Link shook his head. It didn’t really matter. Even if he didn’t get anything from this, he would just be glad to have it done. And it was a good payoff for the weeks he’d spent doing nothing but following every townsperson around, writing down their schedule and keeping track of their movements and activity. Those notes had rarely been quite as helpful as they had been while he was trying to help these two, and since he’d only come this far a few times before, it had been a good chance to help some of the other townsfolk get away as well.

Two hours, four minutes until the deadline.

“…You’re very good with that ocarina,” Anju said, after a few more songs. Link actually took the ocarina from his mouth to give her a small smile, which she might not have noticed. He put it back and kept playing. “You’re… a Kokiri, aren’t you? I’ve never seen one before.”

Link nodded. It was close enough, and sometimes having Tatl made him almost feel like he was home again. It had been so long now since he was in the forest.

He missed Navi, though.

The room shook and rumbled again, and none of them acknowledged it.

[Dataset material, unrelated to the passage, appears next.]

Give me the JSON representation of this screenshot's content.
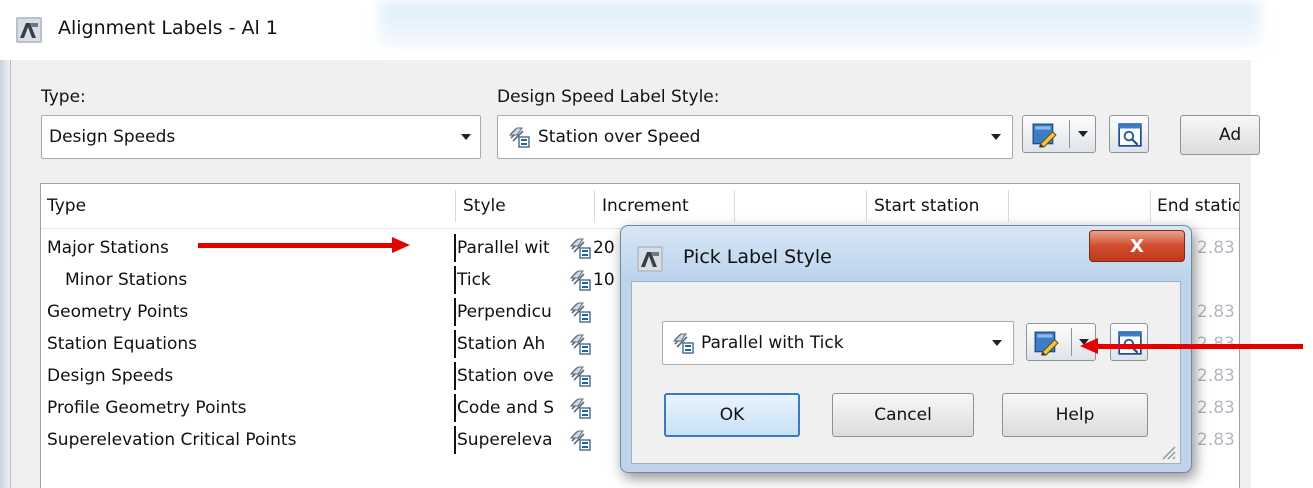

“I haven’t told you anything about Kafei, have I?” Anju said suddenly, when there was one hour, fifty-nine minutes to the deadline. Link shook his head. “He and I have known each other since we were very young. We used to play hide-and-seek in the sewers, only I would be a lost maiden, and he would be the dashing hero looking for me. Little did we know it would one day be the other way around, hm?”

She sounded wistful and sad. Link chanced just one pass at the song of healing before quickly switching to the minuet of forest again.

“I’m sorry,” Anju said, abruptly very small. Link stopped playing and looked at her. She was fidgeting with her dress again. “Are you… do you want me to be quiet? Your playing is very nice, I promise.”

Link shook his head and put his ocarina back to his mouth. He liked hearing what Anju had to say. He hoped Kafei arrived soon, though. He didn’t seem the type to get distracted along the way, not like Link was, but…

“It’s okay,” Tatl assured Anju flippantly, when she failed to keep speaking by the time they reached one hour, forty-seven minutes to deadline. “Link’s just not very good at using his words. He really doesn’t mind listening to you talk.”

“Oh, good,” Anju said, relieved. “Thank you, I’m just…” She fidgeted again. “I know he’s coming, of course, but…” She bit her lip. “Have you seen the moon?”

Link nodded. Sometimes he would just look up and watch it for a while. Sometimes nothing at all could make him look up, not even Tatl.

“I hope he’s okay,” Anju said, very quietly, and then drew herself up. “I’m sure he’s okay. He’s always been like a force of nature, did you know? Not hell or high water or fire or ice can stop him from doing something when he’s determined. And he always keeps his word.”

She nodded to herself, looking reassured by her own recollection, and settled in to wait again.

Link played the prelude of light.

At one hour, thirty-one minutes to deadline, the door opened, and all of them looked up. A half-second later, Kafei walked into the room.

Link smiled into his ocarina.